Good point. Plus if you have this much cured rock you would not need the bio-wheel anyway.

Quote:
people call them nitrate factories...that's kinda the point. you get the nitrate from converting ammonia to nitrite and nitrite to nitrate.
Yes, the problem is when they do get full of yuckies, then they will create more nitrate than without!

I removed the penguins slowly about three months apart. THe water quality went down until I figured out how to filter the water well. Now I run just a sump with a filter bag on the inlet. I rinse it weekly, and the water stays much cleaner. The standard filter cartridge in the HOB does provide some quality mechanical filtration that is obviously needed, I do not believe in running straight Berlin method, because when I did, the water was really bad. THat could be because I do not have a very good skimmer though.
__________________
phishead is offline   Reply With Quote
Old 11-29-2005, 08:59 PM   #20
Aquarium Advice Addict
 
lando's Avatar
 
Join Date: Mar 2004
Location: Savage, MN
Posts: 7,889
I used an Emperor 400 with biowheels on my first reef tank. I always have NO3 readings of 0-2.5. I also had over 2lbs/gal of LR to help reduce the NO3. Biowheels and all wet/drys do a wonderful job of keep NH3 and NO2 at zero. They create a great aerobic enviornment for benefical bacteria to thrive (which help in the consumption of NH3 and NO2). NO3 consuming bacteria do better in an anaerobic environment, ie...submerged LR. While things like converting bioballs to LR rubble and removing biowheels MAY help decrease NO3, it is still good old fashion changes, appropriate stocking, light feedings and plenty of LR that will have the biggest effect. Do an experiment...remove the biowheels for a couple months and do everything else exactly as you are now. Test NO3 along the way and see if it changes. Let me know...I an curious myself
__________________

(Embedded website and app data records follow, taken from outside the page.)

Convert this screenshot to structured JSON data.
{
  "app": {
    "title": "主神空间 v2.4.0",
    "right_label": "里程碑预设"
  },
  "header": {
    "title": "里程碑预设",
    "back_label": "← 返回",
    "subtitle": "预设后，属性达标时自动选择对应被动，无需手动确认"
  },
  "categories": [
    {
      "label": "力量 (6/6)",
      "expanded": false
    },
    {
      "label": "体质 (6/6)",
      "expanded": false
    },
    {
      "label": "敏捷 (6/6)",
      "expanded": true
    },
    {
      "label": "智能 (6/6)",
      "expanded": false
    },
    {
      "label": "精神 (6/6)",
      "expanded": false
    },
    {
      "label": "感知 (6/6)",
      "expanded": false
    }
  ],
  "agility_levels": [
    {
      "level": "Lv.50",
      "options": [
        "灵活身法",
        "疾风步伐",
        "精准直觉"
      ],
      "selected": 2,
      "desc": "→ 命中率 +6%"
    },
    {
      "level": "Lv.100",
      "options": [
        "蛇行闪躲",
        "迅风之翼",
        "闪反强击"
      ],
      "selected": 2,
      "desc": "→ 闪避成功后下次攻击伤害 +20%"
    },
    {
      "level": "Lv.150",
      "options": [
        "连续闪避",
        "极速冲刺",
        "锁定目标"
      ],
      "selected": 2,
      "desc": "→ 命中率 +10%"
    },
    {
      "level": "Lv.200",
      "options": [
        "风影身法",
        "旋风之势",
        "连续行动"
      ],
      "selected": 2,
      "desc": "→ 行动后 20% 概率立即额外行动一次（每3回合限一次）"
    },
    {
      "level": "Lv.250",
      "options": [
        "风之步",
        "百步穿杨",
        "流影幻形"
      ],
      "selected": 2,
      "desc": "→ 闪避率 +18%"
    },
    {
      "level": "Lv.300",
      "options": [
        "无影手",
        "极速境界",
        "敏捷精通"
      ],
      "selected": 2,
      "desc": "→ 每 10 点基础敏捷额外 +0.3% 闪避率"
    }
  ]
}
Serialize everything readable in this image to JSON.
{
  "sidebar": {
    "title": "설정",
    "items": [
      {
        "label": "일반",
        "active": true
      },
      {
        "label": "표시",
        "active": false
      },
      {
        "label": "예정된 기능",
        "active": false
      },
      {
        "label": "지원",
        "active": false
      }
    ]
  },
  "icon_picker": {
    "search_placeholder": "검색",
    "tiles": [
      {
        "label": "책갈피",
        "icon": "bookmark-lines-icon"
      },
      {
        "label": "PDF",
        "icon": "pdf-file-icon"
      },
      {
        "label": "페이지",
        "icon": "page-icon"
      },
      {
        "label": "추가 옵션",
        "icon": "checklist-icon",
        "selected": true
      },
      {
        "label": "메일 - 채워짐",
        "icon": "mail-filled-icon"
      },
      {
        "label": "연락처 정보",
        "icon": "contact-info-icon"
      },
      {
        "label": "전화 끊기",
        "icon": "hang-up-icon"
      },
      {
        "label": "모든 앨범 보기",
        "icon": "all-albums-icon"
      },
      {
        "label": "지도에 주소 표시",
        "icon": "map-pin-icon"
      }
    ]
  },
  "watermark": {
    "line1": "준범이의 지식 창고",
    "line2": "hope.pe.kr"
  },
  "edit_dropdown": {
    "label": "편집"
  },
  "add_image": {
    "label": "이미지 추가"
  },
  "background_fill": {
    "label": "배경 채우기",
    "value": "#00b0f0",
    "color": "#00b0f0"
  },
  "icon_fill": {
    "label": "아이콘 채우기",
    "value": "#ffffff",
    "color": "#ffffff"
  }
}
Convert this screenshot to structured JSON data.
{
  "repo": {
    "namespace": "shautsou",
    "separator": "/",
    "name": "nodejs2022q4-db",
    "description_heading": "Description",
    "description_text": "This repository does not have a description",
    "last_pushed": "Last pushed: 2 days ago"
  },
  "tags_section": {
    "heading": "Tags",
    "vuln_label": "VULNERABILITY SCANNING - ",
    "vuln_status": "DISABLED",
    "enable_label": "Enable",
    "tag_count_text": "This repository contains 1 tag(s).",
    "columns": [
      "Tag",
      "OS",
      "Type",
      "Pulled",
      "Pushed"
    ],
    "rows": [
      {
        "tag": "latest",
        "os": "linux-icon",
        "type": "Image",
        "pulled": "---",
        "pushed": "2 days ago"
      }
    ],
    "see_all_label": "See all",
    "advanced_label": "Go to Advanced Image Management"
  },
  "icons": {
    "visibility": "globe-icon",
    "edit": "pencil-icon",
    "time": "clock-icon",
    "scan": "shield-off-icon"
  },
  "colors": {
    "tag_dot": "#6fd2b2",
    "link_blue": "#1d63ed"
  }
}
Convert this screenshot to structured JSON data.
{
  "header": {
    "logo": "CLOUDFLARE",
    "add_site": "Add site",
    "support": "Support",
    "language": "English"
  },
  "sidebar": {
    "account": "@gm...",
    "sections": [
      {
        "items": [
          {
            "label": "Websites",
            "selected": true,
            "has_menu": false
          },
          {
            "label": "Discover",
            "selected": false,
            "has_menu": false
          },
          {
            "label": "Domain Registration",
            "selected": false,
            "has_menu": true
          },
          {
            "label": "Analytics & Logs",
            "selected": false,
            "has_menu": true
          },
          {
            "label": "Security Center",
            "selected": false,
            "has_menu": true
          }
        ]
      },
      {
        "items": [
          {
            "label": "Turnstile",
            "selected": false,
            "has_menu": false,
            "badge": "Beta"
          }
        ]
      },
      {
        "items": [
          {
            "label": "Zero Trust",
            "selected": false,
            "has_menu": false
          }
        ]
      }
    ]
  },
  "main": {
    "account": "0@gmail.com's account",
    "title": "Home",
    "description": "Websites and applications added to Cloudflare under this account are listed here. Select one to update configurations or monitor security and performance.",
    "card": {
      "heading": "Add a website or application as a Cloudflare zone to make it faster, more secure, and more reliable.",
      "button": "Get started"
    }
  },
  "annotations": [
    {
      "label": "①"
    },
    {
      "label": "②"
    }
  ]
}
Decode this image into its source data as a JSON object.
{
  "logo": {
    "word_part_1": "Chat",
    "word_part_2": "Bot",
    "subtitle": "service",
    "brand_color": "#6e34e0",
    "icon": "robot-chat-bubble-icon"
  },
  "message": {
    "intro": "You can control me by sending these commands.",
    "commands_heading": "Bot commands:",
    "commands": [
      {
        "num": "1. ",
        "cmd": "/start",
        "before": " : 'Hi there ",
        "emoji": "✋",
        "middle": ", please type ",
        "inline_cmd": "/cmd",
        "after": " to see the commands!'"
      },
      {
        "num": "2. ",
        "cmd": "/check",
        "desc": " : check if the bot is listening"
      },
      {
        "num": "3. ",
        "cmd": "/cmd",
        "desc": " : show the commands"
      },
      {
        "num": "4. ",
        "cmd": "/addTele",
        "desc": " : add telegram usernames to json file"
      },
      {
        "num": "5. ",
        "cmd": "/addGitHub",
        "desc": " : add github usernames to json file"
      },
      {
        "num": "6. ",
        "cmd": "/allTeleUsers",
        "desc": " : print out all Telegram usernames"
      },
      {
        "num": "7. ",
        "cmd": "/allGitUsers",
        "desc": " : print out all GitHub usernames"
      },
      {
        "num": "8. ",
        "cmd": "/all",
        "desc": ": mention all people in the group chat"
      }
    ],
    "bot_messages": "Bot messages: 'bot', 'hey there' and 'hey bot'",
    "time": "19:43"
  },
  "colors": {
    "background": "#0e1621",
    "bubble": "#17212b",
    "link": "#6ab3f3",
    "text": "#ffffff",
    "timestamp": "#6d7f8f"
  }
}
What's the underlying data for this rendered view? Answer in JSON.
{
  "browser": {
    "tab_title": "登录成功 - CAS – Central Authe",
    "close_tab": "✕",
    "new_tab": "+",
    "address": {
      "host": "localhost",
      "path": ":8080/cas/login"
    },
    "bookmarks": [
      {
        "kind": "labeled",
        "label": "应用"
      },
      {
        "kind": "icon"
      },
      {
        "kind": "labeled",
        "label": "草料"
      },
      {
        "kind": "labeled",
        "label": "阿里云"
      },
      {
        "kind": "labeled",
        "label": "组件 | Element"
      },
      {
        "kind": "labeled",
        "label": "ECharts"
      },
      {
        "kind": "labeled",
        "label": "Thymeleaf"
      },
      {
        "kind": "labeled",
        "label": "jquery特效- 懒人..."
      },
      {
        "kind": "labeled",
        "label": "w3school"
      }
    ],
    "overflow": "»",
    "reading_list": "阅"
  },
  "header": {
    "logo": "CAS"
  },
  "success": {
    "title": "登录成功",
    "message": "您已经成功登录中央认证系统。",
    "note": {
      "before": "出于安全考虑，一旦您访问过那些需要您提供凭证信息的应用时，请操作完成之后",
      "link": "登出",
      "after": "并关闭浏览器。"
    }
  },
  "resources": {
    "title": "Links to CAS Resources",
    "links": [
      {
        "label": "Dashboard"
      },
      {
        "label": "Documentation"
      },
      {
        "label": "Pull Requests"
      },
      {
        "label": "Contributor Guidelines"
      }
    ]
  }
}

__________________
Some people are like slinkies...they serve no real purpose yet can still bring a smile to your face when you push them down the stairs!:p
Have a great day! Brian
lando is offline   Reply With Quote
Reply

Tags
bio, bio-wheel, eel

Please support our sponsors and let them know you heard about them on AquariumAdvice.com

Thread Tools Search this Thread
Search this Thread:

Advanced Search
Display Modes

Posting Rules
You may not post new threads
You may not post replies
You may not post attachments
You may not edit your posts

BB code is On
Smilies are On
[IMG] code is On
HTML code is Off
Trackbacks are Off
Pingbacks are Off
Refbacks are Off


Similar Threads
Thread Thread Starter Forum Replies Last Post
Bio wheel or bio filter crusch Freshwater & Brackish - General Discussion 1 08-01-2009 03:31 AM
Bio Wheel or No Bio Wheel - How is my filtration? mnestroy Saltwater Fish Only & FOWLR 24 05-27-2006 12:18 PM
Bio-Falls vs. Bio-Wheel kane2004 General Hardware/Equipment Discussion 1 01-08-2005 11:48 PM
What's Better? Bio Wheel or Trickle Filter with Bio-Balls? Chiselchst General Hardware/Equipment Discussion 8 04-27-2004 01:05 AM
What's Better, a Bio-Wheel or Trickle Filter with Bio Balls? Chiselchst Saltwater Reef Aquaria 1 04-23-2004 05:51 PM







» Photo Contest Winners








Copyright 2002- Social Knowledge, LLC All Rights Reserved.

All times are GMT -4. The time now is 05:51 AM.


Powered by vBulletin® Version 3.8.8 Beta 1
Copyright ©2000 - 2017, vBulletin Solutions, Inc.